I was injured recently. It was minor, and I’ll spare you the details, but it was nonetheless painful and restricted my movement. So off I went to physical therapy, which I assumed would involve stretching, a series of exercises and a therapist who would remind me of physical activities I could no longer do. I’d essentially be going to the gym and getting some lectures.
I was half right.
Oh yes, there was definitely stretching and exercise, but I also learned a lot about pain and the many emotions and thought patterns that affect it. I was told that when the brain senses pain, it works to limit the movements that exacerbate the feeling and enlists secondary muscles to provide alternatives that can, paradoxically, cause more pain.

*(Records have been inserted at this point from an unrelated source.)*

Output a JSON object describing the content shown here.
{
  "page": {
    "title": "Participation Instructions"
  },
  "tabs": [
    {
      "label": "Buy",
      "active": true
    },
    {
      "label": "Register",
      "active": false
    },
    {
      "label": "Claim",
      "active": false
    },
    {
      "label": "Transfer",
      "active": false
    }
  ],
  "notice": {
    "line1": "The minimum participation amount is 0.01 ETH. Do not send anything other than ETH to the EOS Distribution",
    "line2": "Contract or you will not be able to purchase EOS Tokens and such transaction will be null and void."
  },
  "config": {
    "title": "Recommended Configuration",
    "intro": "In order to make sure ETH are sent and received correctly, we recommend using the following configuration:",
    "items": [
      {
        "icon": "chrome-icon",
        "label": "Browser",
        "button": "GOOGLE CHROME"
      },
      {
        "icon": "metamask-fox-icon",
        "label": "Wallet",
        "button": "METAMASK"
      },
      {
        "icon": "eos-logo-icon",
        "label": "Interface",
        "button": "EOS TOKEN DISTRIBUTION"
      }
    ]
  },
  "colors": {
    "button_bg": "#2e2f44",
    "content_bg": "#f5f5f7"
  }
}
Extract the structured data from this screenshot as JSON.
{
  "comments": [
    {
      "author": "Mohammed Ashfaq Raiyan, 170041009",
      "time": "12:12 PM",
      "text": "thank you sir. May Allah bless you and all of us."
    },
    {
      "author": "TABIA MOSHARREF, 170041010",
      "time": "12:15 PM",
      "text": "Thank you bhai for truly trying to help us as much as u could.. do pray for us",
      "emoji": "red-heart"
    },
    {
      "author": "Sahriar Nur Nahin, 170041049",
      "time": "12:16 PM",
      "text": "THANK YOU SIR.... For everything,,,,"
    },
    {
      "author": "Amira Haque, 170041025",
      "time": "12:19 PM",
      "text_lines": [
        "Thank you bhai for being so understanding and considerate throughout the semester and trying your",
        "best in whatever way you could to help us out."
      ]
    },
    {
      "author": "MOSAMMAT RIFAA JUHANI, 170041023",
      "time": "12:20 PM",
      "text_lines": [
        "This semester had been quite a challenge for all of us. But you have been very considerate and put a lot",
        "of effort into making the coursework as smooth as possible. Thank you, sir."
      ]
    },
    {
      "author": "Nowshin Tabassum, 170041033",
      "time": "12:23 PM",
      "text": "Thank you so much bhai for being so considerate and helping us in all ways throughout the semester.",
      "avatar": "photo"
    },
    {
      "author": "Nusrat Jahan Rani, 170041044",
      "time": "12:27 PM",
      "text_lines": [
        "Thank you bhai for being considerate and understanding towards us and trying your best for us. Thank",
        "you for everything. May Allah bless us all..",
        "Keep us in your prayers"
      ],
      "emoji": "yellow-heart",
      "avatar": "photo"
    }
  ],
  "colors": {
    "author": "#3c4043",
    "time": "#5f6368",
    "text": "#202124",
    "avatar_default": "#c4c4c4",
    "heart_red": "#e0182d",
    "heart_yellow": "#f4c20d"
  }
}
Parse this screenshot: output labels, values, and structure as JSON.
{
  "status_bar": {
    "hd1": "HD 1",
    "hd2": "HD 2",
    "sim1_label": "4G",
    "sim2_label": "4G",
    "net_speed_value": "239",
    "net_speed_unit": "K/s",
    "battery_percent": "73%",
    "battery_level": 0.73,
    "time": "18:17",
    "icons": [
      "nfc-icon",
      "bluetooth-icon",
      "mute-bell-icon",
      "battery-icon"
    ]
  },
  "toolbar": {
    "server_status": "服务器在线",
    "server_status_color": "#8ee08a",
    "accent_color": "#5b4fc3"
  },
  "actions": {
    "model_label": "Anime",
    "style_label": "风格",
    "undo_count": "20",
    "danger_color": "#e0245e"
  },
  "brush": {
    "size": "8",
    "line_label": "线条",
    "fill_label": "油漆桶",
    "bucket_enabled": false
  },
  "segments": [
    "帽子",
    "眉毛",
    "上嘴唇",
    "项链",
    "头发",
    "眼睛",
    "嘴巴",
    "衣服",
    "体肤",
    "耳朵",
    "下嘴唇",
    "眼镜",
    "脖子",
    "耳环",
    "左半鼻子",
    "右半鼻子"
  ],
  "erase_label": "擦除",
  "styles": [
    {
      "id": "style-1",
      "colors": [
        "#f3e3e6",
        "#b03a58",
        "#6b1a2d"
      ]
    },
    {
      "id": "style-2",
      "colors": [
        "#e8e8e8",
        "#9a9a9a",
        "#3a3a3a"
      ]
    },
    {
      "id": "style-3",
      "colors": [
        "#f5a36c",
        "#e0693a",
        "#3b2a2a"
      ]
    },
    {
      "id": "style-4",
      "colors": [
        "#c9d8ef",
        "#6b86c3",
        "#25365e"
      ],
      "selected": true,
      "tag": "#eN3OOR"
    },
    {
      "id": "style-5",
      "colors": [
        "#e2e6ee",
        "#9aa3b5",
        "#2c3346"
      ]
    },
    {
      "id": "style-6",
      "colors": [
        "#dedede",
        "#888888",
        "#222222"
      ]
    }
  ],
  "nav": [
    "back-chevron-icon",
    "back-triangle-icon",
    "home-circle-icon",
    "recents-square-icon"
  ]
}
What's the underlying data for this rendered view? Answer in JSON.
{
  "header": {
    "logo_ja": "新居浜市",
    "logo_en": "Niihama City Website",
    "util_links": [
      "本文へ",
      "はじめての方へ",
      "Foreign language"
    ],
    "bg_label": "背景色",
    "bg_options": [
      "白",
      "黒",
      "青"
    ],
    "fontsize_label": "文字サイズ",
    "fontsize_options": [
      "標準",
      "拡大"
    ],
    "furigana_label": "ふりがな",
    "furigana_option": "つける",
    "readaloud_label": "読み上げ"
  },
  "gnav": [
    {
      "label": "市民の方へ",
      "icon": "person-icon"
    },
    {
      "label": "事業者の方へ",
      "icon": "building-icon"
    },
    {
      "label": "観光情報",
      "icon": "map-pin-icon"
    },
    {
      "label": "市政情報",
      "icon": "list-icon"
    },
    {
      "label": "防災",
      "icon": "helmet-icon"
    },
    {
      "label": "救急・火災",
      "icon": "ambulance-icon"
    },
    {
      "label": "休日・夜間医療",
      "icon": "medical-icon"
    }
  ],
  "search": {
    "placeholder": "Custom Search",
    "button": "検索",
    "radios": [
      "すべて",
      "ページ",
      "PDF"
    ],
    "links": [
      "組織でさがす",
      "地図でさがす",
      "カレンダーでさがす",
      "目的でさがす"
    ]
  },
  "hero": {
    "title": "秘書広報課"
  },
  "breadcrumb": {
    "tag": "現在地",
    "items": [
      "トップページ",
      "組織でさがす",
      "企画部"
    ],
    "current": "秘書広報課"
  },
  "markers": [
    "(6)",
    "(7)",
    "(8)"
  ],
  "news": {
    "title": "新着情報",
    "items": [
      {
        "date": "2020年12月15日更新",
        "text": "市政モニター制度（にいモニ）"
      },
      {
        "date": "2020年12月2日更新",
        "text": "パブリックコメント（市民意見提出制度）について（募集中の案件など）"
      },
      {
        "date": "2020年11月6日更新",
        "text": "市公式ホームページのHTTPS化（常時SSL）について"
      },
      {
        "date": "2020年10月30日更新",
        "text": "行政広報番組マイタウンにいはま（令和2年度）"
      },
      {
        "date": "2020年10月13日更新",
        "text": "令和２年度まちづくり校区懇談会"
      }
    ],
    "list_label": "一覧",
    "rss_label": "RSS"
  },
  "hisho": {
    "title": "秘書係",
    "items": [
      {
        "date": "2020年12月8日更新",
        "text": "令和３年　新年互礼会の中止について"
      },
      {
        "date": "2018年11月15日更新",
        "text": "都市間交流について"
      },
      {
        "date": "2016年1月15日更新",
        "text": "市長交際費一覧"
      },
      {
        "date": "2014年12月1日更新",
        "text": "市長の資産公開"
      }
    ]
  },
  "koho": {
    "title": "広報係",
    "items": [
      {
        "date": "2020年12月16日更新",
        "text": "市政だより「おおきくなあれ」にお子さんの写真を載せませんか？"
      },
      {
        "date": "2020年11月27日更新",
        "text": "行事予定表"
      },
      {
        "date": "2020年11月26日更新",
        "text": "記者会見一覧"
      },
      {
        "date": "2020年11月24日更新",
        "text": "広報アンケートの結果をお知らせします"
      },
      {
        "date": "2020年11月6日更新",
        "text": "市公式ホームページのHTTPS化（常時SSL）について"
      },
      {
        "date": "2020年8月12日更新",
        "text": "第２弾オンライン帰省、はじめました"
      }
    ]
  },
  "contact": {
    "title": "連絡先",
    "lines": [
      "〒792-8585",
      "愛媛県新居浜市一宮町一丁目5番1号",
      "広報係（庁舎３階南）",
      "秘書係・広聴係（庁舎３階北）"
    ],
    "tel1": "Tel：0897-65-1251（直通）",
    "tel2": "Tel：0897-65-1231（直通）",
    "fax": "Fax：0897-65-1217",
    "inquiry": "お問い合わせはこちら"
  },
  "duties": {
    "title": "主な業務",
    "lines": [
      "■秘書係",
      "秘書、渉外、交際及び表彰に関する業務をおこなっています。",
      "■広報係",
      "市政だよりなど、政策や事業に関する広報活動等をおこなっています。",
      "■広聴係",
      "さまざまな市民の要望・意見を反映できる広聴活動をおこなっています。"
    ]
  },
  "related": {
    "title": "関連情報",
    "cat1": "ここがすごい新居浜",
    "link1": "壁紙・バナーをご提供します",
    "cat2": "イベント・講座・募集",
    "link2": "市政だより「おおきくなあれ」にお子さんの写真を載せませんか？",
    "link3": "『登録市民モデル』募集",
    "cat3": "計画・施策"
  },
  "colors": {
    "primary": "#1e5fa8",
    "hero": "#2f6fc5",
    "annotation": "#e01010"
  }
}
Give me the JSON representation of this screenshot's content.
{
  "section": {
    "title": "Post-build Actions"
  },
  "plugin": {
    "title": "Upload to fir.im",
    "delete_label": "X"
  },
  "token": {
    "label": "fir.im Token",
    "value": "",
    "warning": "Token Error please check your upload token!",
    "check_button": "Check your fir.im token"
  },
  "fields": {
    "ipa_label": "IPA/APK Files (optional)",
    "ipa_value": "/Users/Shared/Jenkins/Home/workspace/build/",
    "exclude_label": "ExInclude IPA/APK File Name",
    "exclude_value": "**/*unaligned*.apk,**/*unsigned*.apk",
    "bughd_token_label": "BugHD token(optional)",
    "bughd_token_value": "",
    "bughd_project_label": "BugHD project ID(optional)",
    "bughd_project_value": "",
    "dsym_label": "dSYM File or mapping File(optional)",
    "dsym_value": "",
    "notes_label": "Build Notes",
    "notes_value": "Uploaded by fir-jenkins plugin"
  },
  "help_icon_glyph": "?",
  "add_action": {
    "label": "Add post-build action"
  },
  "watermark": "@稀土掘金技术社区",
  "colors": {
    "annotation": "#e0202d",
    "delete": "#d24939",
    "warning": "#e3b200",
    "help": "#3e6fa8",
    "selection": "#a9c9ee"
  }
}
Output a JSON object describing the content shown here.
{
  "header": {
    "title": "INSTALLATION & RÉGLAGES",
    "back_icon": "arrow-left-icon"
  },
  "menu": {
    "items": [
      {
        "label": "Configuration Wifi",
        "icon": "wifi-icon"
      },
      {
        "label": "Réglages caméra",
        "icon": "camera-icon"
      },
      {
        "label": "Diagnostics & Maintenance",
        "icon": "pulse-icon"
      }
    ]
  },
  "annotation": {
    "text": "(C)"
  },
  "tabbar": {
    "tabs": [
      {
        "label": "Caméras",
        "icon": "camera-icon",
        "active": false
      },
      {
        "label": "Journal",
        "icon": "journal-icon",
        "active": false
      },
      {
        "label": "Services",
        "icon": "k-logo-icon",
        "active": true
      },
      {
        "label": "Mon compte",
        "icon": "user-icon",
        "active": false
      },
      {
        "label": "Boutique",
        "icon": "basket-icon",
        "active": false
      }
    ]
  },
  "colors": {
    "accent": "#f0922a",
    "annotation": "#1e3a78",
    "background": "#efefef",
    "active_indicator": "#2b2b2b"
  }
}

Pain induces fear and a sharpened determination to avoid risky behaviors, resulting in distraction, poor concentration and ineffective problem-solving.
In the consulting world, we are used to handling our clients’ pain. We just have a different name for it: crisis. How organizations react in crisis can improve or exacerbate the severity of their situation, so how we help them is very important.
Here’s an example we’ve seen a dozen times over the years: An unwise decision is made that results in negative press and company losses. The organization shifts focus to resolving the problem and preventing it from happening again, usually with a lot of pie charts and slide decks. But in crisis, pie charts and slide decks can mean very little. In crisis, other parts of a company are affected. Curtailing loss and negative publicity becomes paramount. Decisions are often wildly reactive and potentially profitable projects are not pursued out of a newfound fear of risk. When this happens, the company’s growth curve flattens.
Doctors tend to tell you that pain is a vital sense that helps us know to avoid certain behaviors, but pain is not a perfect signal. Part of my physical therapy – the part I had not anticipated – involved learning to accept a certain level of pain. During my sessions, any time I said, “I guess I shouldn’t do _______,” the typical and at first surprising response was to go ahead and do it anyway. See if the pain was still there the next day. If so, cut back on the behavior, but you don’t have to eliminate it entirely.
You can’t let pain or the risk of pain dictate your actions – in life or in business. If you find yourself hesitating, ask whether it’s because you don’t have enough information to feel comfortable making a decision or because the decision itself is uncomfortable. Some decisions are uncomfortable. Some decisions carry greater risk than others. That’s just reality. Managing risk is the toughest job leaders face, but the very best take comfort in knowing that sometimes even the right move may hurt.